A new Android malware discovered by a cybersecurity firm has been discovered. According to the cybersecurity firms, this Android malware is the very first Android malware family developed using the Kotlin programming language. Kotlin is an open source programming language for modern multiplatform applications.
Way back in May 2017, Google stated that Kotlin is a first-class programming language for writing Android apps. And since its release, 17% of Android Studio projects had started using Kotlin – some of which are Twitter, Pinterest, and Netflix.
The Kotlin-based Android malware was first discovered by Trend Micro. The malware was found in an Android app called Swift Cleaner. This app is disguising as a legitimate phone utility app which was available in the Google Play Store.
At the time of writing, the Android malware does not have a name yet but Tend Micro detected it as “ANDROIDOS_BKOTKLIND.HRX”. The following package names listed below are the names of the packages where the malicious app was spotted on infected devices:

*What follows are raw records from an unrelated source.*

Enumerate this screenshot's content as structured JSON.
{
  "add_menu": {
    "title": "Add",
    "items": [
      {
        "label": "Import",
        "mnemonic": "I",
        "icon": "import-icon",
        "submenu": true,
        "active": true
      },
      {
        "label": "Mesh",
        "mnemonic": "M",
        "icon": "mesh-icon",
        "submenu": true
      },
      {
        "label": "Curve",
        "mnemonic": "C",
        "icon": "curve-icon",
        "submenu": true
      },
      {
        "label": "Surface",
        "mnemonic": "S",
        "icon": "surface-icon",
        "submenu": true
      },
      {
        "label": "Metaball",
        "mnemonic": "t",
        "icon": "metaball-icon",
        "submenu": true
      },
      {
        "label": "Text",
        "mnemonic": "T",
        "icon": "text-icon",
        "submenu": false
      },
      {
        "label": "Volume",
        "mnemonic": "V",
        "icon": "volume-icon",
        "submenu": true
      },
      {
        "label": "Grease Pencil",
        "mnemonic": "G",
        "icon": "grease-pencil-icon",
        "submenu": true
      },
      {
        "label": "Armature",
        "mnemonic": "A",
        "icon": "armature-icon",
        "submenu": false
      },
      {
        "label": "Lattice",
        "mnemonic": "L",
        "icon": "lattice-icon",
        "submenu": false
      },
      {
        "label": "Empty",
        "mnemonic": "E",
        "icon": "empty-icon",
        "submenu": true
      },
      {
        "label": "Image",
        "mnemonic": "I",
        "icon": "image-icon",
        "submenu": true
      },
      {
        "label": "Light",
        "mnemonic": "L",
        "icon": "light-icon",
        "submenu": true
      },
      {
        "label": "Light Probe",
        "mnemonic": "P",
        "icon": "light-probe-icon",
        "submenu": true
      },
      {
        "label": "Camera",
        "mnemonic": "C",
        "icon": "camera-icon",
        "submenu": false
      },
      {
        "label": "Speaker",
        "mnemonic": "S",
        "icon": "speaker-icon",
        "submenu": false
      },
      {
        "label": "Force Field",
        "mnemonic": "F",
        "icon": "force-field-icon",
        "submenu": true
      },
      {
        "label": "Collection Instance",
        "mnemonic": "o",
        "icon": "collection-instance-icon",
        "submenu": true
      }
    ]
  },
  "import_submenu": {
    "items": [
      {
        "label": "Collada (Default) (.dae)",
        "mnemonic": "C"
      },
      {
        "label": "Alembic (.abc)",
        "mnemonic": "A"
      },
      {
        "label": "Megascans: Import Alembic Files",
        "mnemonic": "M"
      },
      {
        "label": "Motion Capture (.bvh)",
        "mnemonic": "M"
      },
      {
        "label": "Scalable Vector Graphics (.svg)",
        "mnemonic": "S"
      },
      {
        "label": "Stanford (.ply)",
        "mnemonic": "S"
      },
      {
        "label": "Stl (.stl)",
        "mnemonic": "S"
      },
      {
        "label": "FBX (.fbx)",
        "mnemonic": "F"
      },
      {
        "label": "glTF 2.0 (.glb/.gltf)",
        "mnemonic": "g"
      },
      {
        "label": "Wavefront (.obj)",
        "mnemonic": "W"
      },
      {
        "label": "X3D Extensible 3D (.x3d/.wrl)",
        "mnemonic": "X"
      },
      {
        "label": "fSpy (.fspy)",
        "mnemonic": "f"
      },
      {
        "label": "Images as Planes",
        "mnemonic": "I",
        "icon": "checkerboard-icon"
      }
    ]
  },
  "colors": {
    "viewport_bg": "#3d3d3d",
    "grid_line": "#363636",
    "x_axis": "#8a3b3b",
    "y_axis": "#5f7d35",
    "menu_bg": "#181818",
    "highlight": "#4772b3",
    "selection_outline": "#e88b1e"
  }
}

Luckily, Google has already removed the malware-laden fake Swift Cleaner apps from the Google Play Store so it’s safe to say that not many users were infected with this threat.
Once a user installs and opens Swift Cleaner, the Android malware will send the user’s device information to its remote server. Following that, it then starts to do background service to get tasks from its remote Command and Control server. And if it’s device’s first time to get infected, the malware will send an SMS to a particular number generated by the Command and Control server. Once the malware gets the SMS command, its remote server will start to execute URL forwarding and click ad fraud. Meaning to say, the malware operators are using both URL forwarding and click ad fraud to make the infected device click on ads and then secretly subscribe the device to premium SMS numbers.
Up to this point, all the Android malware detected in the wild was mostly written using Java but the move to use Kotlin in infecting devices didn’t come off as a surprise to some security experts as this programming language has officially become the second programming language supported by the Android operating system – some even expect it to become the primary language in developing Android apps in the near future.